Benedict Carey writes about surgical treatments for obsessive compulsive disorder in yesterday's New York Times in "Surgery for Mental Ills Offers both Hope and Risks,"
In one procedure, called a cingulotomy, doctors drill into the skull and thread wires into an area called the anterior cingulate. There they pinpoint and destroy pinches of tissue that lie along a circuit in each hemisphere that connects deeper, emotional centers of the brain to areas of the frontal cortex, where conscious planning is centered.
This circuit appears to be hyperactive in people with severe O.C.D., and imaging studies suggest that the surgery quiets that activity. In another operation, called a capsulotomy, surgeons go deeper, into an area called the internal capsule, and burn out spots in a circuit also thought to be overactive.
An altogether different approach is called deep brain stimulation, or D.B.S., in which surgeons sink wires into the brain but leave them in place. A pacemaker-like device sends a current to the electrodes, apparently interfering with circuits thought to be hyperactive in people with obsessive-compulsive disorder (and also those with severe depression). The current can be turned up, down or off, so deep brain stimulation is adjustable and, to some extent, reversible.In yet another technique, doctors place the patient in an M.R.I.-like machine that sends beams of radiation into the skull. The beams pass through the brain without causing damage, except at the point where they converge. There they burn out spots of tissue from O.C.D.-related circuits, with similar effects as the other operations.

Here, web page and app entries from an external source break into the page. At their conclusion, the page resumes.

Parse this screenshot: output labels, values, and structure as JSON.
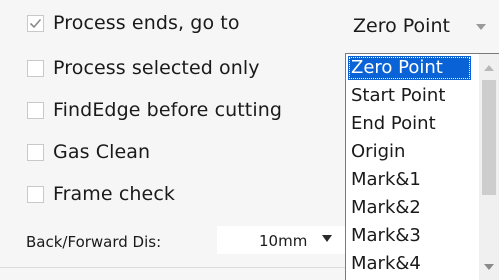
{
  "options": [
    {
      "label": "Process ends, go to",
      "checked": true
    },
    {
      "label": "Process selected only",
      "checked": false
    },
    {
      "label": "FindEdge before cutting",
      "checked": false
    },
    {
      "label": "Gas Clean",
      "checked": false
    },
    {
      "label": "Frame check",
      "checked": false
    }
  ],
  "end_position": {
    "selected": "Zero Point",
    "options": [
      "Zero Point",
      "Start Point",
      "End Point",
      "Origin",
      "Mark&1",
      "Mark&2",
      "Mark&3",
      "Mark&4"
    ]
  },
  "back_forward": {
    "label": "Back/Forward Dis:",
    "value": "10mm"
  }
}
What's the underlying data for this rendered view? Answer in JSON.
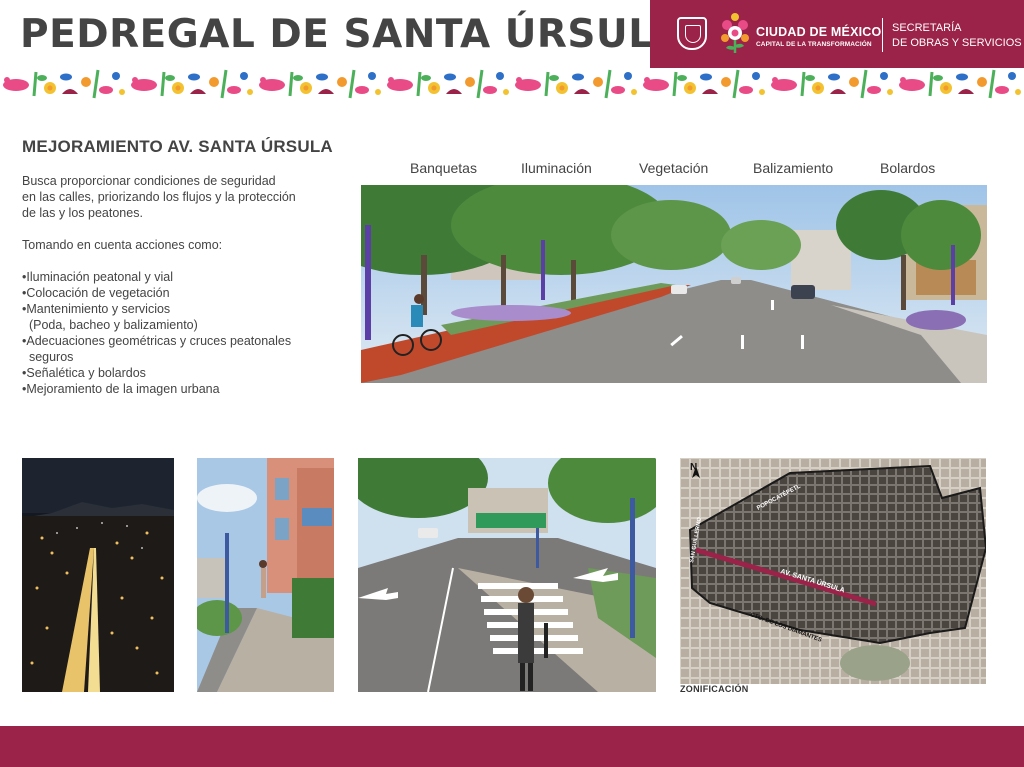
{
  "header": {
    "title": "PEDREGAL DE SANTA ÚRSULA",
    "brand": {
      "city_name": "CIUDAD DE MÉXICO",
      "city_tagline": "CAPITAL DE LA TRANSFORMACIÓN",
      "secretaria_line1": "SECRETARÍA",
      "secretaria_line2": "DE OBRAS Y SERVICIOS",
      "color": "#9b2248"
    }
  },
  "section": {
    "title": "MEJORAMIENTO AV. SANTA ÚRSULA",
    "intro_lines": [
      "Busca proporcionar condiciones de seguridad",
      "en las calles, priorizando los flujos y la protección",
      "de las y los peatones."
    ],
    "actions_intro": "Tomando en cuenta acciones como:",
    "bullets": [
      "•Iluminación peatonal y vial",
      "•Colocación de vegetación",
      "•Mantenimiento y servicios",
      "  (Poda, bacheo y balizamiento)",
      "•Adecuaciones geométricas y cruces peatonales",
      "  seguros",
      "•Señalética y bolardos",
      "•Mejoramiento de la imagen urbana"
    ]
  },
  "categories": [
    "Banquetas",
    "Iluminación",
    "Vegetación",
    "Balizamiento",
    "Bolardos"
  ],
  "map": {
    "north": "N",
    "streets": {
      "popocatepetl": "POPOCATÉPETL",
      "santa_ursula": "AV. SANTA ÚRSULA",
      "diamantes": "CTO. DE LOS DIAMANTES",
      "san_guillermo": "SAN GUILLERMO"
    },
    "caption": "ZONIFICACIÓN"
  },
  "colors": {
    "accent": "#9b2248",
    "text": "#444444"
  }
}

Carey goes on to talk about the rigorous screening, the risks of surgery, and tells stories of both good and bad outcomes.